Dataset rows describing interfaces:
○ ○ ○ ○ ○

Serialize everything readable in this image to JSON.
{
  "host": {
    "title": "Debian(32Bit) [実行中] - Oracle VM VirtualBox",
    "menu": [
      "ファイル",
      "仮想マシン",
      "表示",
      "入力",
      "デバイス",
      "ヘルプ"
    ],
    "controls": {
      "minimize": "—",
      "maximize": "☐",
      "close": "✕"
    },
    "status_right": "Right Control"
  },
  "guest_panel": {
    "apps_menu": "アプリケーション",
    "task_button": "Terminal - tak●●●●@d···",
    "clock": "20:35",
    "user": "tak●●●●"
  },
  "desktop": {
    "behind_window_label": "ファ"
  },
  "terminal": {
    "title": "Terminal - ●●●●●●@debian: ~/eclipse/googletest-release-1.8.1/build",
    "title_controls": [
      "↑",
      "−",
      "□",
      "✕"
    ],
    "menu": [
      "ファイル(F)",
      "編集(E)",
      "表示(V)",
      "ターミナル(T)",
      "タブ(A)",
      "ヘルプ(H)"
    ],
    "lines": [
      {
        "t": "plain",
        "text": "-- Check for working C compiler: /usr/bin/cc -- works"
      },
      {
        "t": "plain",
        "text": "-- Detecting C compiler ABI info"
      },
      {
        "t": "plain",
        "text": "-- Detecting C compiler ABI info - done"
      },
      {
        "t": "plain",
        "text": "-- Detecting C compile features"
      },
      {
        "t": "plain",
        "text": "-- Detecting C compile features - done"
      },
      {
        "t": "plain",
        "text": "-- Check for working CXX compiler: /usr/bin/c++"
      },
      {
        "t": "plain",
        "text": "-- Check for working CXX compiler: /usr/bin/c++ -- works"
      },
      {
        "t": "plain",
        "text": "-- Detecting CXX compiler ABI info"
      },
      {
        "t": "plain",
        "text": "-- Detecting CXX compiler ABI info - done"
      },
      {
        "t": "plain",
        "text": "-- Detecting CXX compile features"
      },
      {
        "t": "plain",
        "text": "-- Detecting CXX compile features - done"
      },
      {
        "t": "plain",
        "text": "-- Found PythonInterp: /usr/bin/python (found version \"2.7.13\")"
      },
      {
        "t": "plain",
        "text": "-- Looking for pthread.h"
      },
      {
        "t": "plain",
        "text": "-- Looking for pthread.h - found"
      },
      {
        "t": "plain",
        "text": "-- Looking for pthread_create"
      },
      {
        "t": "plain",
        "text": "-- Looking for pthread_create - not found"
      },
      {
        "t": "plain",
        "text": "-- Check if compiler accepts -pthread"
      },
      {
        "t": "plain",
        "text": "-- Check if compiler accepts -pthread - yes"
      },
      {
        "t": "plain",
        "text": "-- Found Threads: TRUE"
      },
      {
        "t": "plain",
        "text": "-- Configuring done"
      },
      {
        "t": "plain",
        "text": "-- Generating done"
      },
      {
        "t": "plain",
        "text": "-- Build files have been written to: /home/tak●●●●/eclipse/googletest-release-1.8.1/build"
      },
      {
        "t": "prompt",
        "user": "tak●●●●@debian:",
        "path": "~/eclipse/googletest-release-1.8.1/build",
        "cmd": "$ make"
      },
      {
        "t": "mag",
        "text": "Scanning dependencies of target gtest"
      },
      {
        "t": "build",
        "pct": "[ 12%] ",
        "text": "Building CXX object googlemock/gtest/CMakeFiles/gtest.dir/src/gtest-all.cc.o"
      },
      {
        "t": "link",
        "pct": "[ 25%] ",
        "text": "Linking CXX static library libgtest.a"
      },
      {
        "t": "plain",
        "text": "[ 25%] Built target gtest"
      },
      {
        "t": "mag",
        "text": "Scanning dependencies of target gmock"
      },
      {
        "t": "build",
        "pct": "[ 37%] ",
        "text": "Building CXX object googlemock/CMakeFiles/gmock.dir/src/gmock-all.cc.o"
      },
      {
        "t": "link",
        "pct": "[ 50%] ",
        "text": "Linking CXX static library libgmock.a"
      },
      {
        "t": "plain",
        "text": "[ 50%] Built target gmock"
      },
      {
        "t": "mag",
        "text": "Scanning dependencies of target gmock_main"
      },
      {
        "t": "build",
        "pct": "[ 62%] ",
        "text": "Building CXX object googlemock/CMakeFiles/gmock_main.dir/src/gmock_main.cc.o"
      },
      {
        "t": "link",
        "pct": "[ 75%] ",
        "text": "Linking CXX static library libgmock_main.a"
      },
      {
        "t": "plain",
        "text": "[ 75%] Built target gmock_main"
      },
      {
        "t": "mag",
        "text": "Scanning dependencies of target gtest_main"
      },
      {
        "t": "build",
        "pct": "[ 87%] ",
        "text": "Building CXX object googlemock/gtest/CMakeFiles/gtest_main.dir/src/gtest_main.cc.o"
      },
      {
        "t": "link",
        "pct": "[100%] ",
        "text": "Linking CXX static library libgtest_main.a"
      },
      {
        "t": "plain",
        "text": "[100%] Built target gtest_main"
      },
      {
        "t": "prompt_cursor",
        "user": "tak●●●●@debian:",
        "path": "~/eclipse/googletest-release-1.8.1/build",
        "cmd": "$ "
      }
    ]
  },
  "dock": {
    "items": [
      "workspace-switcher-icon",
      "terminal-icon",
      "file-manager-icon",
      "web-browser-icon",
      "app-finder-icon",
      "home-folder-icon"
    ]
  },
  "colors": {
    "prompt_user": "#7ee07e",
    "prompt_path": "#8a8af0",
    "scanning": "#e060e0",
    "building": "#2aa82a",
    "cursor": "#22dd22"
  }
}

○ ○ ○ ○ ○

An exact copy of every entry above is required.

Serialize everything readable in this image to JSON.
{
  "host": {
    "title": "Debian(32Bit) [実行中] - Oracle VM VirtualBox",
    "menu": [
      "ファイル",
      "仮想マシン",
      "表示",
      "入力",
      "デバイス",
      "ヘルプ"
    ],
    "controls": {
      "minimize": "—",
      "maximize": "☐",
      "close": "✕"
    },
    "status_right": "Right Control"
  },
  "guest_panel": {
    "apps_menu": "アプリケーション",
    "task_button": "Terminal - tak●●●●@d···",
    "clock": "20:35",
    "user": "tak●●●●"
  },
  "desktop": {
    "behind_window_label": "ファ"
  },
  "terminal": {
    "title": "Terminal - ●●●●●●@debian: ~/eclipse/googletest-release-1.8.1/build",
    "title_controls": [
      "↑",
      "−",
      "□",
      "✕"
    ],
    "menu": [
      "ファイル(F)",
      "編集(E)",
      "表示(V)",
      "ターミナル(T)",
      "タブ(A)",
      "ヘルプ(H)"
    ],
    "lines": [
      {
        "t": "plain",
        "text": "-- Check for working C compiler: /usr/bin/cc -- works"
      },
      {
        "t": "plain",
        "text": "-- Detecting C compiler ABI info"
      },
      {
        "t": "plain",
        "text": "-- Detecting C compiler ABI info - done"
      },
      {
        "t": "plain",
        "text": "-- Detecting C compile features"
      },
      {
        "t": "plain",
        "text": "-- Detecting C compile features - done"
      },
      {
        "t": "plain",
        "text": "-- Check for working CXX compiler: /usr/bin/c++"
      },
      {
        "t": "plain",
        "text": "-- Check for working CXX compiler: /usr/bin/c++ -- works"
      },
      {
        "t": "plain",
        "text": "-- Detecting CXX compiler ABI info"
      },
      {
        "t": "plain",
        "text": "-- Detecting CXX compiler ABI info - done"
      },
      {
        "t": "plain",
        "text": "-- Detecting CXX compile features"
      },
      {
        "t": "plain",
        "text": "-- Detecting CXX compile features - done"
      },
      {
        "t": "plain",
        "text": "-- Found PythonInterp: /usr/bin/python (found version \"2.7.13\")"
      },
      {
        "t": "plain",
        "text": "-- Looking for pthread.h"
      },
      {
        "t": "plain",
        "text": "-- Looking for pthread.h - found"
      },
      {
        "t": "plain",
        "text": "-- Looking for pthread_create"
      },
      {
        "t": "plain",
        "text": "-- Looking for pthread_create - not found"
      },
      {
        "t": "plain",
        "text": "-- Check if compiler accepts -pthread"
      },
      {
        "t": "plain",
        "text": "-- Check if compiler accepts -pthread - yes"
      },
      {
        "t": "plain",
        "text": "-- Found Threads: TRUE"
      },
      {
        "t": "plain",
        "text": "-- Configuring done"
      },
      {
        "t": "plain",
        "text": "-- Generating done"
      },
      {
        "t": "plain",
        "text": "-- Build files have been written to: /home/tak●●●●/eclipse/googletest-release-1.8.1/build"
      },
      {
        "t": "prompt",
        "user": "tak●●●●@debian:",
        "path": "~/eclipse/googletest-release-1.8.1/build",
        "cmd": "$ make"
      },
      {
        "t": "mag",
        "text": "Scanning dependencies of target gtest"
      },
      {
        "t": "build",
        "pct": "[ 12%] ",
        "text": "Building CXX object googlemock/gtest/CMakeFiles/gtest.dir/src/gtest-all.cc.o"
      },
      {
        "t": "link",
        "pct": "[ 25%] ",
        "text": "Linking CXX static library libgtest.a"
      },
      {
        "t": "plain",
        "text": "[ 25%] Built target gtest"
      },
      {
        "t": "mag",
        "text": "Scanning dependencies of target gmock"
      },
      {
        "t": "build",
        "pct": "[ 37%] ",
        "text": "Building CXX object googlemock/CMakeFiles/gmock.dir/src/gmock-all.cc.o"
      },
      {
        "t": "link",
        "pct": "[ 50%] ",
        "text": "Linking CXX static library libgmock.a"
      },
      {
        "t": "plain",
        "text": "[ 50%] Built target gmock"
      },
      {
        "t": "mag",
        "text": "Scanning dependencies of target gmock_main"
      },
      {
        "t": "build",
        "pct": "[ 62%] ",
        "text": "Building CXX object googlemock/CMakeFiles/gmock_main.dir/src/gmock_main.cc.o"
      },
      {
        "t": "link",
        "pct": "[ 75%] ",
        "text": "Linking CXX static library libgmock_main.a"
      },
      {
        "t": "plain",
        "text": "[ 75%] Built target gmock_main"
      },
      {
        "t": "mag",
        "text": "Scanning dependencies of target gtest_main"
      },
      {
        "t": "build",
        "pct": "[ 87%] ",
        "text": "Building CXX object googlemock/gtest/CMakeFiles/gtest_main.dir/src/gtest_main.cc.o"
      },
      {
        "t": "link",
        "pct": "[100%] ",
        "text": "Linking CXX static library libgtest_main.a"
      },
      {
        "t": "plain",
        "text": "[100%] Built target gtest_main"
      },
      {
        "t": "prompt_cursor",
        "user": "tak●●●●@debian:",
        "path": "~/eclipse/googletest-release-1.8.1/build",
        "cmd": "$ "
      }
    ]
  },
  "dock": {
    "items": [
      "workspace-switcher-icon",
      "terminal-icon",
      "file-manager-icon",
      "web-browser-icon",
      "app-finder-icon",
      "home-folder-icon"
    ]
  },
  "colors": {
    "prompt_user": "#7ee07e",
    "prompt_path": "#8a8af0",
    "scanning": "#e060e0",
    "building": "#2aa82a",
    "cursor": "#22dd22"
  }
}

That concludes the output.